Helmisaari Nutrients B. pendula can grow on very poor soils (Hempel & Wilhelm 1897; Bonnemann & Rohrig 1972) but is has a higher nutrient demand than Pinus sylvestris (Haritonovitsh 1968). Fire and frost B. pendula can survive forest fires (Kellomaki 1987) and is very frosttolerant (Hempel & Wilhelm 1897); Haritonovitsh 1968; Bonnemann & Rohrig 1972). It is also resistant to frosts in late spring and early autumn (Haritonovitsh 1968). Flooding and windstorm B. pendula does not tolerate prolonged flooding (Sokolov, Svyaseva & Kubly 1977).
Regeneration from stump sprouts can continue until 30 years of age (Haritonovitsh 1968). B. pendula regenerates well on grassy sites (Blomqvist 1887; Trees and Shrubs of the USSR 1956). Fire is important for its regeneration, as it is unable to regenerate under a closed canopy (Haritonovitsh 1968). It is one of the fastest-growing boreal tree species (Hempel & Wilhelm 1897). Young B. pendula grow faster than Pinus sylvestris (Haritonovitsh 1968). The increase in height and diameter of B. pendula in steppe regions is highest between 5 and 15 years (Haritonovitsh 1968).
Syn. Larix europaea var. sibirica Lonnd, Larix decidua var. rossica Henk et Horst, Larix decidua var. , L. sibirica var. russica Endl. Distribution L. sibirica is distributed over a range of 3000 km from west to east (Dylis 1981). In the east, its range borders that of Larix gmelinii, and in the west, that of Larix sukaczewii (Dylis 1981). It is found from 58°W longitude to 119°E (Lake Baikal), from tundra in the north (70° latitude) to the mountains of Altay and Sayan in the south (46°latitude).
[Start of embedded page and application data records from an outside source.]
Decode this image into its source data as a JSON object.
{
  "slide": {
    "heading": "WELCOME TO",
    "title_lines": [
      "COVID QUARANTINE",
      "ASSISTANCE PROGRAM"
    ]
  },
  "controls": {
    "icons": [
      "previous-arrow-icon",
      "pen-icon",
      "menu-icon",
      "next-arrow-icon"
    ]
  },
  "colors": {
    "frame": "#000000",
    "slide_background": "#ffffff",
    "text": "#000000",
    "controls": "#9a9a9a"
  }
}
A Systems Analysis of the Global Boreal Forest by Herman H. Shugart, Rik Leemans, Gordon B. Bonan